Paperback 288 pages (November 9, 2000)
This is something written a while back I’ve only recently got around to checking out. Haldeman won critical claim with his ground breaking Forever War, and rightly so.
The book is also a fast read, at times it flies by. This is not to say it’s a bad thing, but does seem a bit rushed at times.
Haldeman uses the same protagonist, William Mandela and his wife Mary-Gay, now living with other veterans of the Forever War on a cold winter planet, under the watchful eyes of the group-mind ‘Man’, humanity’s next evolutionary stage. They intend to escape their pseudo-prison by making a long distance space journey in cryogenic suspension, hoping that thanks to relativity, things will have improved by the time they get back. Suffice to say, things go wrong.
Concept wise, it intends to go several rungs higher up the ladder than its prequel, which is possibly where it stumbles. Maybe it’s due to the fast pace, but some of Haldeman’s concepts and expositions in the latter half of the book seem half-baked and forced. Whilst retaining much of the wry humour of the first, it lacks the edge that its predecessor’s wartime setting gave it. That said, Haldeman had done this type of thing to death with his last two books, and clearly wanted to say something new and further explore his ideas.
The characterisation is still spot on, with William and Mary-gay’s Children being a highlight of the book. It was also amusing to see ‘Man’ realise he is not the ultimate form of life he assumed.

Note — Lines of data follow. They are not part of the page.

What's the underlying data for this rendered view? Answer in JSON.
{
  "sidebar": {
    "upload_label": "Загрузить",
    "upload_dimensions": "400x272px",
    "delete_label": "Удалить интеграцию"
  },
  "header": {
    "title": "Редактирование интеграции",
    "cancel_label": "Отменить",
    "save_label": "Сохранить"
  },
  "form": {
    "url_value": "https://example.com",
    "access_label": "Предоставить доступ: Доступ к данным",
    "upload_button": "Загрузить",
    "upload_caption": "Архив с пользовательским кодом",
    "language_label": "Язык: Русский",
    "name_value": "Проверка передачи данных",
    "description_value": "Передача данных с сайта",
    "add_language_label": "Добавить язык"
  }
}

Despite not fully meeting my expectations, this is still very much worth checking out.